First, in a fully civilized world children must be brought up to think concretely about all of the consequences their actions will produce and to evaluate their actions in terms of the Golden Rule (which has analogies in many religions).

Second, no religion can be all good that tolerates any of its members bringing up children to hate people of other races, nationalities, or religions. Islam is not alone in suffering from this imperfection; it has Christian brethren.

Members of an Islamic peace group were handing out leaflets protesting terrorism to the crowd awaiting the Christmas tree lighting in Portland Friday. Ironically, if the bomb had worked, a number of Muslims would have been among the dead and injured, just as a number of Muslim workers were killed when the World Trade Center towers fell.

Clearly, the world is not yet fully civilized. We should avoid reacting to situations like that in Portland in ways that make it even less civilized.

Sunday, November 14, 2010


Discussion of what to do about our government’s looming financial catastrophe has become really interesting. It is increasingly obvious that disaster cannot be avoided if we continue political business as usual.

As Rand Paul has warned, our national debt is growing so fast that the interest paid on that debt will be bigger than our annual defense budget within a handful of years. This would obviously be intolerable. But when presidential commission co-chairs Alan Simpson and Erskine Bowles pointed out the tax increases and expenditure reductions necessary to reduce the annual deficit to a manageable 2% of the GDP, politicians all over the spectrum angrily declared the proposals dead on arrival.

David Brooks probably is right: without dramatic public opinion changes, Congress won’t dare to enact the changes proposed by Simpson and Bowles. Some congressmen might be willing to save the country even though it is political suicide for them personally. But a majority would not be willing, so these individuals won’t speak up since their suicides would serve no purpose.

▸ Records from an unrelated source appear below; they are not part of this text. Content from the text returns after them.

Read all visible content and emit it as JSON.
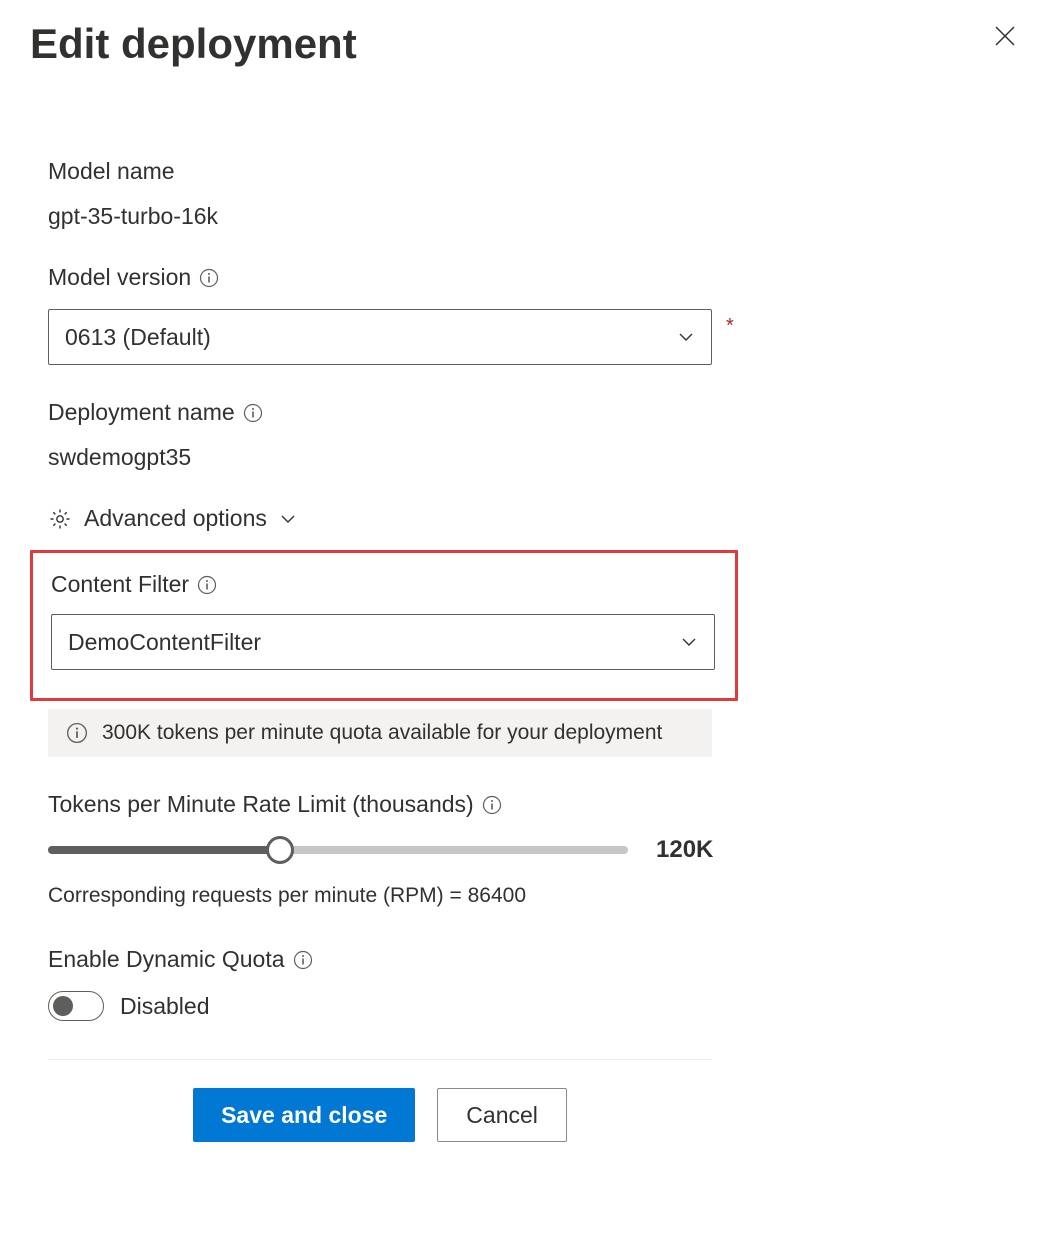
{
  "header": {
    "title": "Edit deployment"
  },
  "model_name": {
    "label": "Model name",
    "value": "gpt-35-turbo-16k"
  },
  "model_version": {
    "label": "Model version",
    "selected": "0613 (Default)",
    "required_mark": "*"
  },
  "deployment_name": {
    "label": "Deployment name",
    "value": "swdemogpt35"
  },
  "advanced": {
    "label": "Advanced options"
  },
  "content_filter": {
    "label": "Content Filter",
    "selected": "DemoContentFilter"
  },
  "quota_notice": {
    "text": "300K tokens per minute quota available for your deployment"
  },
  "rate_limit": {
    "label": "Tokens per Minute Rate Limit (thousands)",
    "value_display": "120K",
    "fill_percent": 40
  },
  "rpm": {
    "text": "Corresponding requests per minute (RPM) = 86400"
  },
  "dynamic_quota": {
    "label": "Enable Dynamic Quota",
    "state_label": "Disabled"
  },
  "buttons": {
    "save": "Save and close",
    "cancel": "Cancel"
  }
}
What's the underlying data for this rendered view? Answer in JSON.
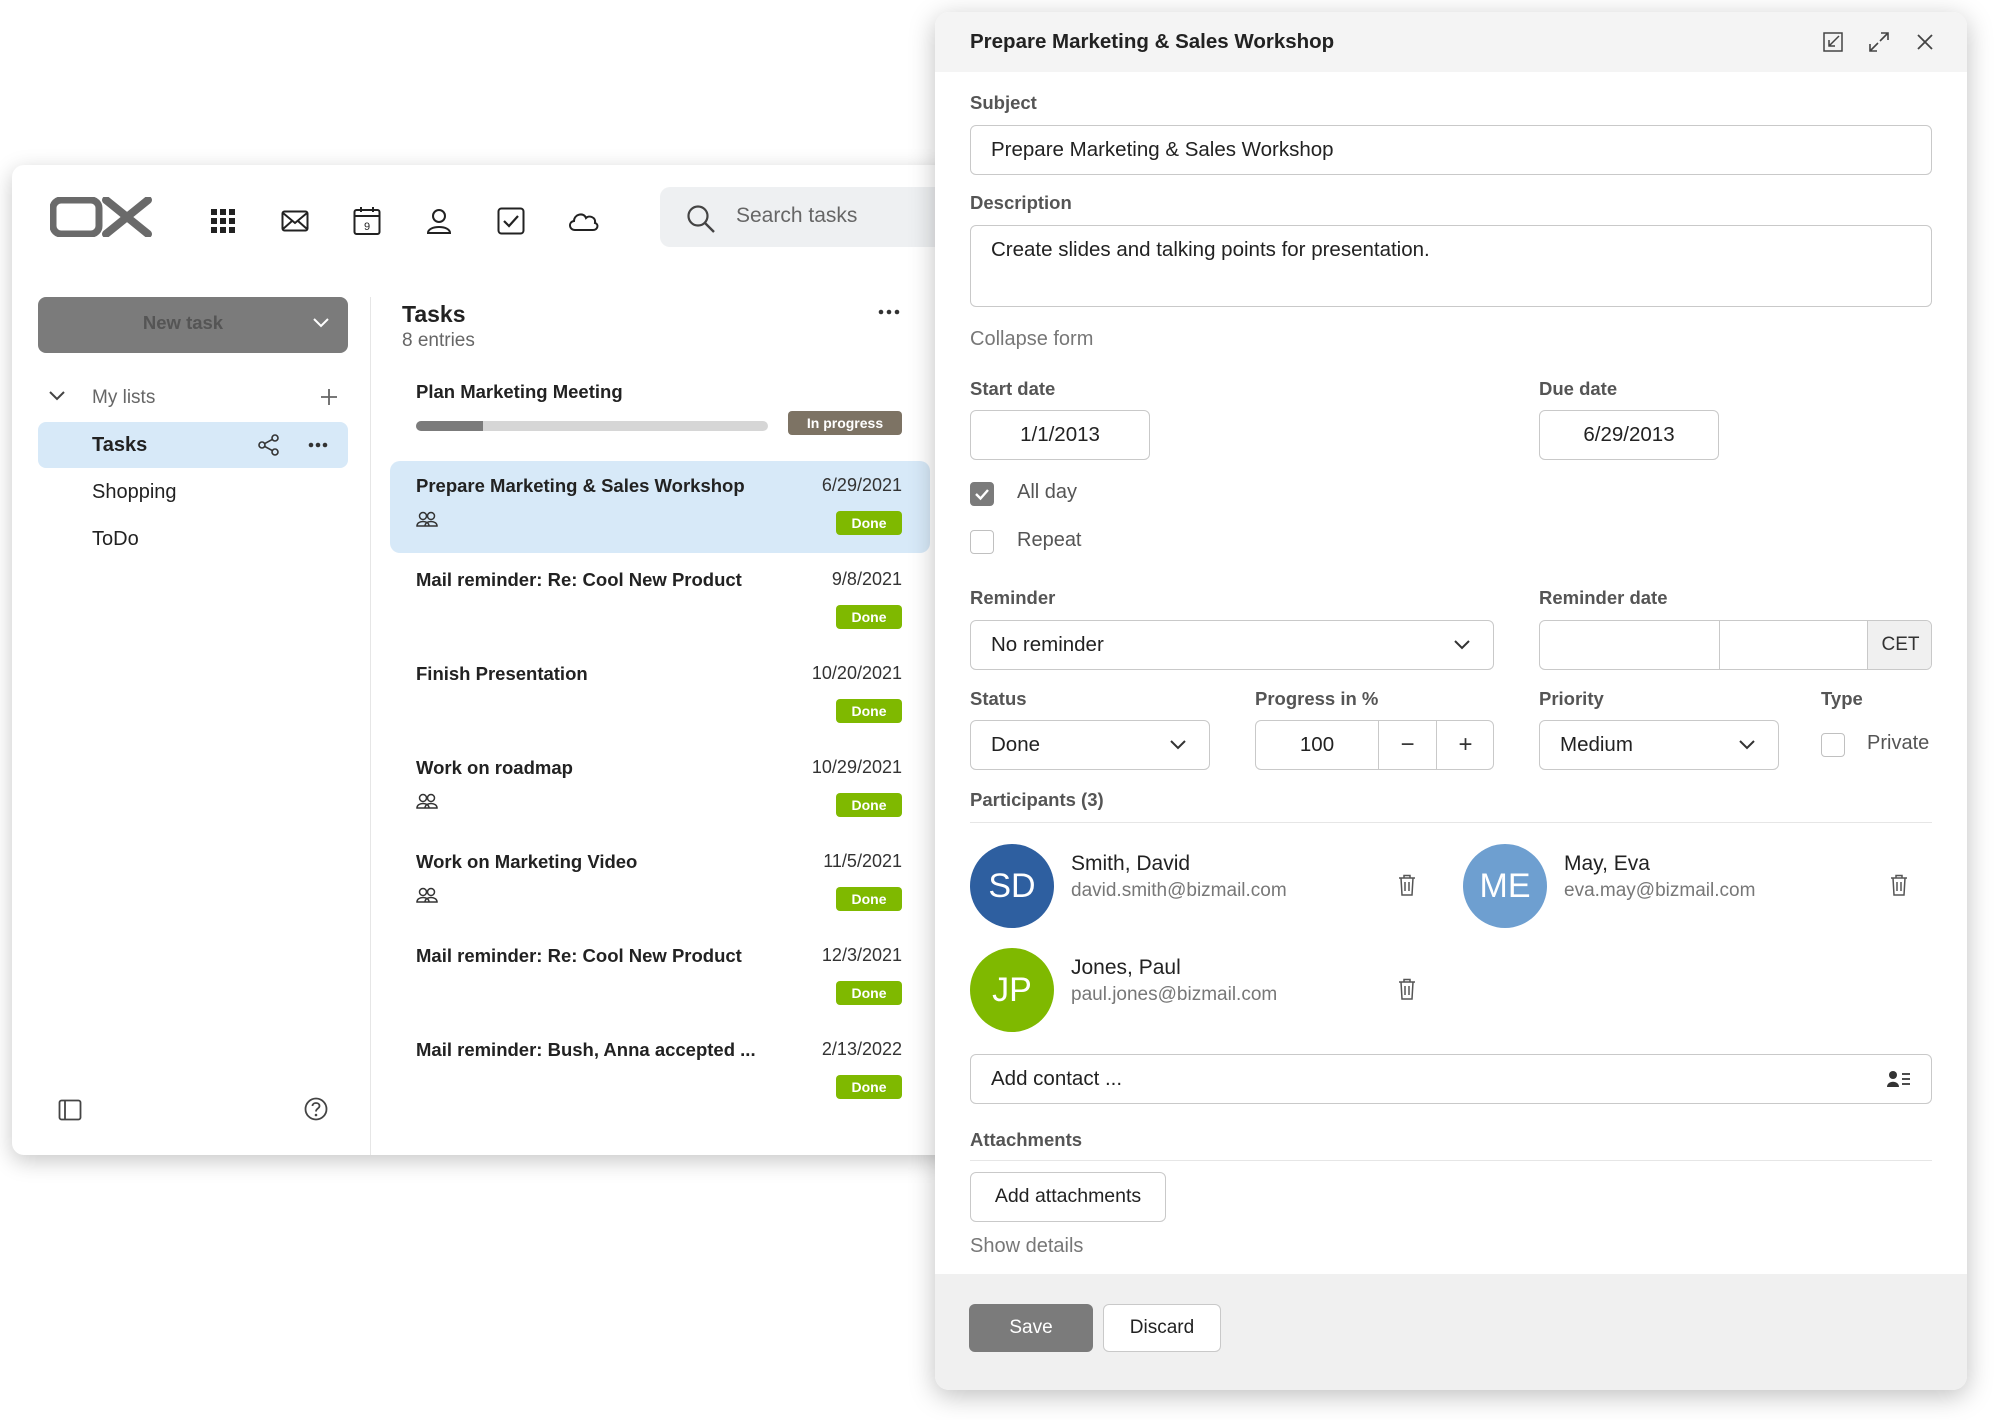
{
  "app": {
    "logo_text": "OX",
    "top_icons": [
      "apps-grid-icon",
      "mail-icon",
      "calendar-icon",
      "contacts-icon",
      "tasks-icon",
      "drive-cloud-icon"
    ],
    "calendar_day": "9",
    "search": {
      "placeholder": "Search tasks"
    },
    "new_task_label": "New task"
  },
  "sidebar": {
    "section_label": "My lists",
    "items": [
      {
        "label": "Tasks",
        "selected": true
      },
      {
        "label": "Shopping",
        "selected": false
      },
      {
        "label": "ToDo",
        "selected": false
      }
    ]
  },
  "task_list": {
    "title": "Tasks",
    "count": "8 entries",
    "tasks": [
      {
        "title": "Plan Marketing Meeting",
        "date": "",
        "status": "In progress",
        "progress": 0.19,
        "participants": false
      },
      {
        "title": "Prepare Marketing & Sales Workshop",
        "date": "6/29/2021",
        "status": "Done",
        "participants": true,
        "selected": true
      },
      {
        "title": "Mail reminder: Re: Cool New Product",
        "date": "9/8/2021",
        "status": "Done",
        "participants": false
      },
      {
        "title": "Finish Presentation",
        "date": "10/20/2021",
        "status": "Done",
        "participants": false
      },
      {
        "title": "Work on roadmap",
        "date": "10/29/2021",
        "status": "Done",
        "participants": true
      },
      {
        "title": "Work on Marketing Video",
        "date": "11/5/2021",
        "status": "Done",
        "participants": true
      },
      {
        "title": "Mail reminder: Re: Cool New Product",
        "date": "12/3/2021",
        "status": "Done",
        "participants": false
      },
      {
        "title": "Mail reminder: Bush, Anna accepted ...",
        "date": "2/13/2022",
        "status": "Done",
        "participants": false
      }
    ]
  },
  "editor": {
    "window_title": "Prepare Marketing & Sales Workshop",
    "subject_label": "Subject",
    "subject_value": "Prepare Marketing & Sales Workshop",
    "description_label": "Description",
    "description_value": "Create slides and talking points for presentation.",
    "collapse_form": "Collapse form",
    "start_date_label": "Start date",
    "start_date": "1/1/2013",
    "due_date_label": "Due date",
    "due_date": "6/29/2013",
    "all_day_label": "All day",
    "all_day_checked": true,
    "repeat_label": "Repeat",
    "repeat_checked": false,
    "reminder_label": "Reminder",
    "reminder_value": "No reminder",
    "reminder_date_label": "Reminder date",
    "timezone": "CET",
    "status_label": "Status",
    "status_value": "Done",
    "progress_label": "Progress in %",
    "progress_value": "100",
    "minus": "−",
    "plus": "+",
    "priority_label": "Priority",
    "priority_value": "Medium",
    "type_label": "Type",
    "private_label": "Private",
    "participants_label": "Participants (3)",
    "participants": [
      {
        "initials": "SD",
        "last": "Smith",
        "first": ", David",
        "email": "david.smith@bizmail.com",
        "color": "#2e5fa0"
      },
      {
        "initials": "ME",
        "last": "May",
        "first": ", Eva",
        "email": "eva.may@bizmail.com",
        "color": "#6e9fd0"
      },
      {
        "initials": "JP",
        "last": "Jones",
        "first": ", Paul",
        "email": "paul.jones@bizmail.com",
        "color": "#7fb900"
      }
    ],
    "add_contact_placeholder": "Add contact ...",
    "attachments_label": "Attachments",
    "add_attachments": "Add attachments",
    "show_details": "Show details",
    "save": "Save",
    "discard": "Discard"
  },
  "colors": {
    "accent_gray": "#7b7b7b",
    "selection_blue": "#d7e9f8",
    "done_green": "#7fb900",
    "progress_badge": "#7d7364"
  }
}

The only person whose political suicide could save us is, therefore, President Obama. A proposal put forward recently by David Stockman suggests how the President could save the country without any cooperation from Congress. Stockman, Ronald Reagan’s director of the Office of Management and Budget, says that all of the Bush era tax reductions should be allowed to expire, not just the reductions for upper income people.

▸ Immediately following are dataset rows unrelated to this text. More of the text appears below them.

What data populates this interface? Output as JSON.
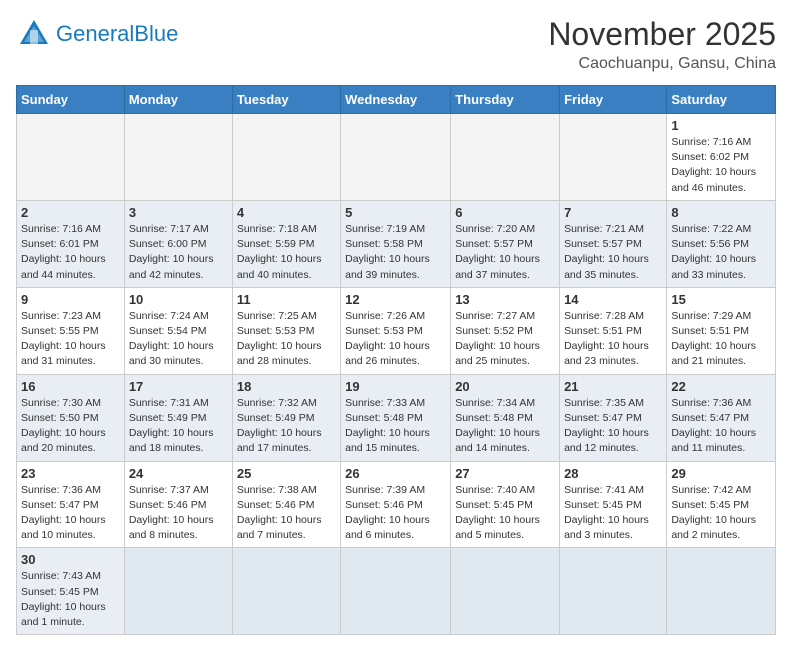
{
  "header": {
    "logo_general": "General",
    "logo_blue": "Blue",
    "month_title": "November 2025",
    "location": "Caochuanpu, Gansu, China"
  },
  "weekdays": [
    "Sunday",
    "Monday",
    "Tuesday",
    "Wednesday",
    "Thursday",
    "Friday",
    "Saturday"
  ],
  "weeks": [
    [
      {
        "day": "",
        "info": ""
      },
      {
        "day": "",
        "info": ""
      },
      {
        "day": "",
        "info": ""
      },
      {
        "day": "",
        "info": ""
      },
      {
        "day": "",
        "info": ""
      },
      {
        "day": "",
        "info": ""
      },
      {
        "day": "1",
        "info": "Sunrise: 7:16 AM\nSunset: 6:02 PM\nDaylight: 10 hours and 46 minutes."
      }
    ],
    [
      {
        "day": "2",
        "info": "Sunrise: 7:16 AM\nSunset: 6:01 PM\nDaylight: 10 hours and 44 minutes."
      },
      {
        "day": "3",
        "info": "Sunrise: 7:17 AM\nSunset: 6:00 PM\nDaylight: 10 hours and 42 minutes."
      },
      {
        "day": "4",
        "info": "Sunrise: 7:18 AM\nSunset: 5:59 PM\nDaylight: 10 hours and 40 minutes."
      },
      {
        "day": "5",
        "info": "Sunrise: 7:19 AM\nSunset: 5:58 PM\nDaylight: 10 hours and 39 minutes."
      },
      {
        "day": "6",
        "info": "Sunrise: 7:20 AM\nSunset: 5:57 PM\nDaylight: 10 hours and 37 minutes."
      },
      {
        "day": "7",
        "info": "Sunrise: 7:21 AM\nSunset: 5:57 PM\nDaylight: 10 hours and 35 minutes."
      },
      {
        "day": "8",
        "info": "Sunrise: 7:22 AM\nSunset: 5:56 PM\nDaylight: 10 hours and 33 minutes."
      }
    ],
    [
      {
        "day": "9",
        "info": "Sunrise: 7:23 AM\nSunset: 5:55 PM\nDaylight: 10 hours and 31 minutes."
      },
      {
        "day": "10",
        "info": "Sunrise: 7:24 AM\nSunset: 5:54 PM\nDaylight: 10 hours and 30 minutes."
      },
      {
        "day": "11",
        "info": "Sunrise: 7:25 AM\nSunset: 5:53 PM\nDaylight: 10 hours and 28 minutes."
      },
      {
        "day": "12",
        "info": "Sunrise: 7:26 AM\nSunset: 5:53 PM\nDaylight: 10 hours and 26 minutes."
      },
      {
        "day": "13",
        "info": "Sunrise: 7:27 AM\nSunset: 5:52 PM\nDaylight: 10 hours and 25 minutes."
      },
      {
        "day": "14",
        "info": "Sunrise: 7:28 AM\nSunset: 5:51 PM\nDaylight: 10 hours and 23 minutes."
      },
      {
        "day": "15",
        "info": "Sunrise: 7:29 AM\nSunset: 5:51 PM\nDaylight: 10 hours and 21 minutes."
      }
    ],
    [
      {
        "day": "16",
        "info": "Sunrise: 7:30 AM\nSunset: 5:50 PM\nDaylight: 10 hours and 20 minutes."
      },
      {
        "day": "17",
        "info": "Sunrise: 7:31 AM\nSunset: 5:49 PM\nDaylight: 10 hours and 18 minutes."
      },
      {
        "day": "18",
        "info": "Sunrise: 7:32 AM\nSunset: 5:49 PM\nDaylight: 10 hours and 17 minutes."
      },
      {
        "day": "19",
        "info": "Sunrise: 7:33 AM\nSunset: 5:48 PM\nDaylight: 10 hours and 15 minutes."
      },
      {
        "day": "20",
        "info": "Sunrise: 7:34 AM\nSunset: 5:48 PM\nDaylight: 10 hours and 14 minutes."
      },
      {
        "day": "21",
        "info": "Sunrise: 7:35 AM\nSunset: 5:47 PM\nDaylight: 10 hours and 12 minutes."
      },
      {
        "day": "22",
        "info": "Sunrise: 7:36 AM\nSunset: 5:47 PM\nDaylight: 10 hours and 11 minutes."
      }
    ],
    [
      {
        "day": "23",
        "info": "Sunrise: 7:36 AM\nSunset: 5:47 PM\nDaylight: 10 hours and 10 minutes."
      },
      {
        "day": "24",
        "info": "Sunrise: 7:37 AM\nSunset: 5:46 PM\nDaylight: 10 hours and 8 minutes."
      },
      {
        "day": "25",
        "info": "Sunrise: 7:38 AM\nSunset: 5:46 PM\nDaylight: 10 hours and 7 minutes."
      },
      {
        "day": "26",
        "info": "Sunrise: 7:39 AM\nSunset: 5:46 PM\nDaylight: 10 hours and 6 minutes."
      },
      {
        "day": "27",
        "info": "Sunrise: 7:40 AM\nSunset: 5:45 PM\nDaylight: 10 hours and 5 minutes."
      },
      {
        "day": "28",
        "info": "Sunrise: 7:41 AM\nSunset: 5:45 PM\nDaylight: 10 hours and 3 minutes."
      },
      {
        "day": "29",
        "info": "Sunrise: 7:42 AM\nSunset: 5:45 PM\nDaylight: 10 hours and 2 minutes."
      }
    ],
    [
      {
        "day": "30",
        "info": "Sunrise: 7:43 AM\nSunset: 5:45 PM\nDaylight: 10 hours and 1 minute."
      },
      {
        "day": "",
        "info": ""
      },
      {
        "day": "",
        "info": ""
      },
      {
        "day": "",
        "info": ""
      },
      {
        "day": "",
        "info": ""
      },
      {
        "day": "",
        "info": ""
      },
      {
        "day": "",
        "info": ""
      }
    ]
  ]
}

This would put taxes back where they were during the prosperous Clinton years and bring in huge amounts of extra revenue. Any short run harm to the economy, which various interests always exaggerate, would be outweighed by renewed confidence in the dollar and in the stability of our system.

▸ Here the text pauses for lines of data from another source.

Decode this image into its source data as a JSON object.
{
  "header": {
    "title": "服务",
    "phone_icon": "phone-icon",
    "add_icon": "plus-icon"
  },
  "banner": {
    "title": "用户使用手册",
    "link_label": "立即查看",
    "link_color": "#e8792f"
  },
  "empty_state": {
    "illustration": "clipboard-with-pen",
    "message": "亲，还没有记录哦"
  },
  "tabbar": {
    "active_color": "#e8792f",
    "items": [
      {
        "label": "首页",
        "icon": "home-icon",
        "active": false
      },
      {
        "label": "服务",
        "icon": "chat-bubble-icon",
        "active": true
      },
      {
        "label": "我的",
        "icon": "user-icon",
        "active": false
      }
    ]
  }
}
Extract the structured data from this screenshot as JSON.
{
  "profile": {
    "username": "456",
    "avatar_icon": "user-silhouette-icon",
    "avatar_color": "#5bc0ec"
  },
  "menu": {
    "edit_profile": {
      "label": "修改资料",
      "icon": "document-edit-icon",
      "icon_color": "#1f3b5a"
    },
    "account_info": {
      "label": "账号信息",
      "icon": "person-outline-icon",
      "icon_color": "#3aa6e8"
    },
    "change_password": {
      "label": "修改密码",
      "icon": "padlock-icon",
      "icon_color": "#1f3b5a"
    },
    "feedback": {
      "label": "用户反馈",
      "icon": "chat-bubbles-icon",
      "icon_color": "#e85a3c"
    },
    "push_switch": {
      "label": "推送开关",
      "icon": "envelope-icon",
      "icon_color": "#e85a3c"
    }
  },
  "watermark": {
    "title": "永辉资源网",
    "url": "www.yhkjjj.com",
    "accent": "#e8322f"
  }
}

Since the Bush tax cuts expire automatically on December 31, this fix would require no action by Congress. If Congress couldn’t resist extending some of the tax cuts, Obama could implement Stockman’s proposal by vetoing this legislation. He would then go on TV with a candid analysis of the disaster facing us if he didn’t veto the bill. He could point out that he is not increasing taxes in violation of his pledge, since the increase resulted from the expiration written into the law by an earlier, Republican congress. The key paragraph in his speech would be something along these lines:

“I am aware that by vetoing this bill I am probably signing my own political death warrant for 2012. But it is absolutely necessary for the general welfare. My sacrifice will be a small one compared to those made by our brave men and women serving in Afghanistan and Iraq.”

Of course Congress might override the veto. But the President could head this off by promising that if this veto is overridden (which would require bipartisan support) he and Vice President Biden will resign. They would not be willing to assume responsibility for the financial disasters that would then be inevitable. Since this would propel House Speaker John Boehner, Republican, into the White House, this should have a calming effect on Obama’s fellow Democrats.

Stockman’s proposal does not reduce government expenditures. But it increases revenues so much that smaller reductions in expenditures than those contemplated by Simpson and Bowles could put government finances on a solid footing. Given the new Republican majority in the House such modest reductions might be politically feasible.